People get divorced for all kinds of different reasons. More often than not, it’s the little things that add up and lead to the decline of the relationship. According to experts, most couples that get divorced have a few silent relationship killers in common.
According to Dr. John Gottman, couples are pretty much doomed to fail if they have any of the following four traits: stonewalling, sarcasm, contempt and criticism. He called these “The Four Horsemen of the Apocalypse.” Out of the four, Dr. Gottman identified contempt as the number one predictor of divorce.
While licensed professional counselor, E.J. Smith, tells Bustle that the other three “horsemen” can also be problematic, contempt is by far the most damaging. “When people start to look at their spouse with contempt or resentment, it colors the lens through which we see, observe and interpret our spouse,” Smith says. “Its presence undermines the desire to continue to work at our relationships. Even gestures and behaviors that could be seen as positive can be twisted in such a way that they’re seen as negative.”
Unlike major things like cheating, these types of relationship ruiners aren’t easy to spot. It’s important to be aware of them before it’s too late to do anything about it. So here are some silent relationship killers that almost always leads to divorce, according to experts.
1. Conflict Avoidance
PhD, clinician and owner of Tech Talk Therapy, tells Bustle, “Avoiding conflict is a silent relationship killer because it prevents the opportunity for addressing conflict to take place.” When you aren’t addressing conflicts, you’re allowing the negativity to fester. The important thing here is to learn how to deal with conflict in the right way. “Not learning these skills is a sure way kill your relationship silently,” she says.
2. Invalidating Emotions
This is a tough one to avoid because it sometimes happens without you realizing it. For instance, if your partner says they’re cold but you aren’t, it’s easy to say, “It’s not that cold” without thinking anything of it. But little offhanded remarks like this can add up. As Dr. Omari says, you may not mean to be offensive. But if your partner sees it that way, it’s going to be a problem. “When a person feels invalidated, they often feel disconnected and unheard,” she says. “These two characteristics combined, will definitely work to deteriorate a relationship quickly.”
3. Unresolved Trauma
Everyone enters into a relationship with baggage. But failing to deal with baggage or past trauma can hurt your relationship without you realizing it. “When a person suffers from trauma that remains unresolved, they’re often incapable of living their lives without responding to some form of triggers related to that trauma,” Dr. Omari says.
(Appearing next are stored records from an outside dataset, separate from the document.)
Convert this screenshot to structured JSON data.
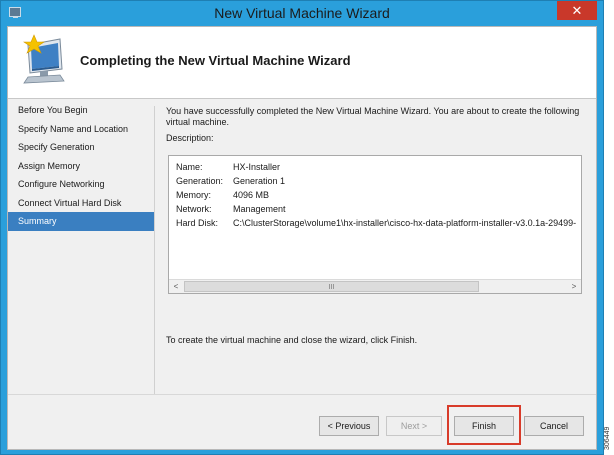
{
  "window": {
    "title": "New Virtual Machine Wizard",
    "close_glyph": "✕"
  },
  "header": {
    "title": "Completing the New Virtual Machine Wizard"
  },
  "nav": {
    "items": [
      {
        "label": "Before You Begin"
      },
      {
        "label": "Specify Name and Location"
      },
      {
        "label": "Specify Generation"
      },
      {
        "label": "Assign Memory"
      },
      {
        "label": "Configure Networking"
      },
      {
        "label": "Connect Virtual Hard Disk"
      },
      {
        "label": "Summary",
        "selected": true
      }
    ]
  },
  "content": {
    "intro": "You have successfully completed the New Virtual Machine Wizard. You are about to create the following virtual machine.",
    "description_label": "Description:",
    "rows": [
      {
        "key": "Name:",
        "value": "HX-Installer"
      },
      {
        "key": "Generation:",
        "value": "Generation 1"
      },
      {
        "key": "Memory:",
        "value": "4096 MB"
      },
      {
        "key": "Network:",
        "value": "Management"
      },
      {
        "key": "Hard Disk:",
        "value": "C:\\ClusterStorage\\volume1\\hx-installer\\cisco-hx-data-platform-installer-v3.0.1a-29499-"
      }
    ],
    "scroll_left": "<",
    "scroll_right": ">",
    "scroll_grip": "III",
    "finish_note": "To create the virtual machine and close the wizard, click Finish."
  },
  "buttons": {
    "previous": "< Previous",
    "next": "Next >",
    "finish": "Finish",
    "cancel": "Cancel"
  },
  "side_code": "306449",
  "colors": {
    "titlebar": "#2a9fdb",
    "selected": "#3a7fc1",
    "highlight": "#d83b2a",
    "close": "#c9382a"
  }
}
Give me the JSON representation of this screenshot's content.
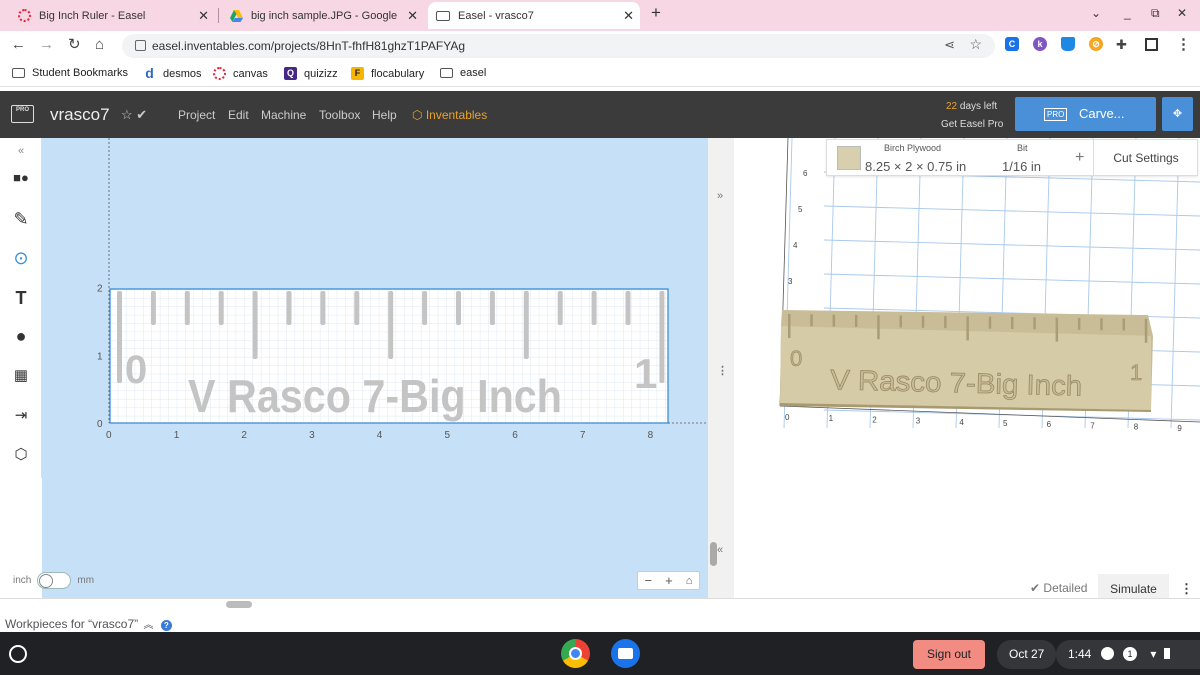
{
  "browser": {
    "tabs": [
      {
        "title": "Big Inch Ruler - Easel"
      },
      {
        "title": "big inch sample.JPG - Google Dr"
      },
      {
        "title": "Easel - vrasco7"
      }
    ],
    "new_tab": "+",
    "url": "easel.inventables.com/projects/8HnT-fhfH81ghzT1PAFYAg",
    "bookmarks": [
      "Student Bookmarks",
      "desmos",
      "canvas",
      "quizizz",
      "flocabulary",
      "easel"
    ]
  },
  "app": {
    "project_name": "vrasco7",
    "menu": [
      "Project",
      "Edit",
      "Machine",
      "Toolbox",
      "Help",
      "Inventables"
    ],
    "trial_days": "22",
    "trial_suffix": " days left",
    "get_pro": "Get Easel Pro",
    "pro_badge": "PRO",
    "carve_label": "Carve...",
    "logo_text": "PRO"
  },
  "canvas": {
    "x_ticks": [
      "0",
      "1",
      "2",
      "3",
      "4",
      "5",
      "6",
      "7",
      "8"
    ],
    "y_ticks": [
      "0",
      "1",
      "2"
    ],
    "ruler_text": "V Rasco 7-Big Inch",
    "ruler_left_num": "0",
    "ruler_right_num": "1",
    "units_left": "inch",
    "units_right": "mm",
    "zoom_minus": "−",
    "zoom_plus": "+"
  },
  "preview": {
    "material_title": "Birch Plywood",
    "material_dims": "8.25 × 2 × 0.75 in",
    "bit_title": "Bit",
    "bit_value": "1/16 in",
    "cut_settings": "Cut Settings",
    "x_ticks": [
      "0",
      "1",
      "2",
      "3",
      "4",
      "5",
      "6",
      "7",
      "8",
      "9"
    ],
    "y_ticks": [
      "3",
      "4",
      "5",
      "6"
    ],
    "detailed": "Detailed",
    "simulate": "Simulate",
    "ruler_text": "V Rasco 7-Big Inch",
    "ruler_left_num": "0",
    "ruler_right_num": "1"
  },
  "workpieces": {
    "label": "Workpieces for “vrasco7”"
  },
  "shelf": {
    "sign_out": "Sign out",
    "date": "Oct 27",
    "time": "1:44",
    "notif_count": "1"
  },
  "colors": {
    "accent": "#4a90d9",
    "header": "#3b3b3b",
    "canvas_bg": "#c6e0f7",
    "tab_bar": "#f8d7e4",
    "sign_out": "#f28b82"
  }
}
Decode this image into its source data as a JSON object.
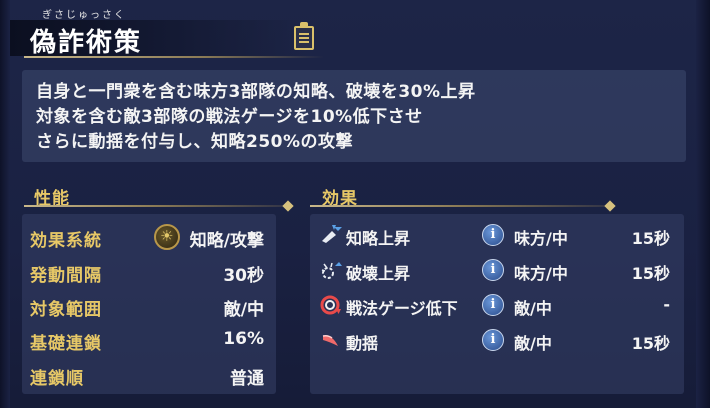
{
  "header": {
    "ruby": "ぎさじゅっさく",
    "title": "偽詐術策"
  },
  "description": [
    "自身と一門衆を含む味方3部隊の知略、破壊を30%上昇",
    "対象を含む敵3部隊の戦法ゲージを10%低下させ",
    "さらに動揺を付与し、知略250%の攻撃"
  ],
  "performance": {
    "heading": "性能",
    "rows": [
      {
        "label": "効果系統",
        "value": "知略/攻撃",
        "icon": "strategy-attack-icon"
      },
      {
        "label": "発動間隔",
        "value": "30秒"
      },
      {
        "label": "対象範囲",
        "value": "敵/中"
      },
      {
        "label": "基礎連鎖",
        "value": "16%"
      },
      {
        "label": "連鎖順",
        "value": "普通"
      }
    ]
  },
  "effects": {
    "heading": "効果",
    "rows": [
      {
        "name": "知略上昇",
        "icon": "intellect-up-icon",
        "target": "味方/中",
        "duration": "15秒"
      },
      {
        "name": "破壊上昇",
        "icon": "destruction-up-icon",
        "target": "味方/中",
        "duration": "15秒"
      },
      {
        "name": "戦法ゲージ低下",
        "icon": "gauge-down-icon",
        "target": "敵/中",
        "duration": "-"
      },
      {
        "name": "動揺",
        "icon": "agitation-icon",
        "target": "敵/中",
        "duration": "15秒"
      }
    ]
  },
  "colors": {
    "accent_gold": "#e7c867",
    "background": "#1d2547",
    "panel": "#343e64",
    "info_blue": "#4a76b8"
  }
}
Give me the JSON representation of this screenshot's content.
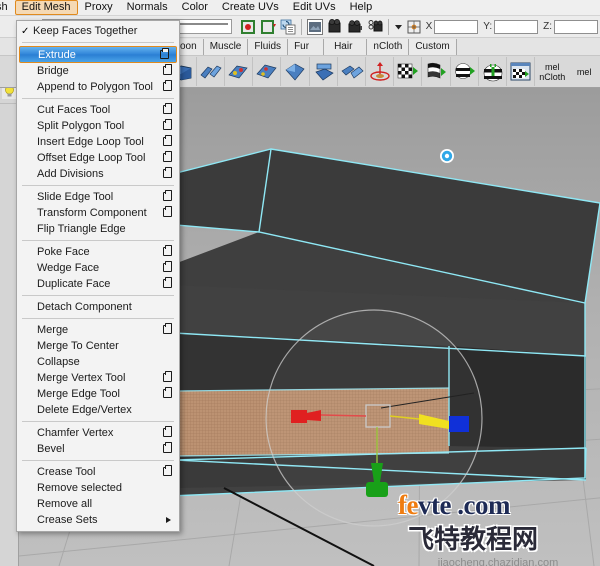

For instance, if you’ve been cheated on in the past, your partner going away for a work trip might cause you to become worried, anxious, and insecure. So instead of letting your partner do their own thing, you’ll feel the need to check up on them and stay in constant contact. Dealing with past trauma isn’t always easy to do by yourself. Therapy can be helpful in this case.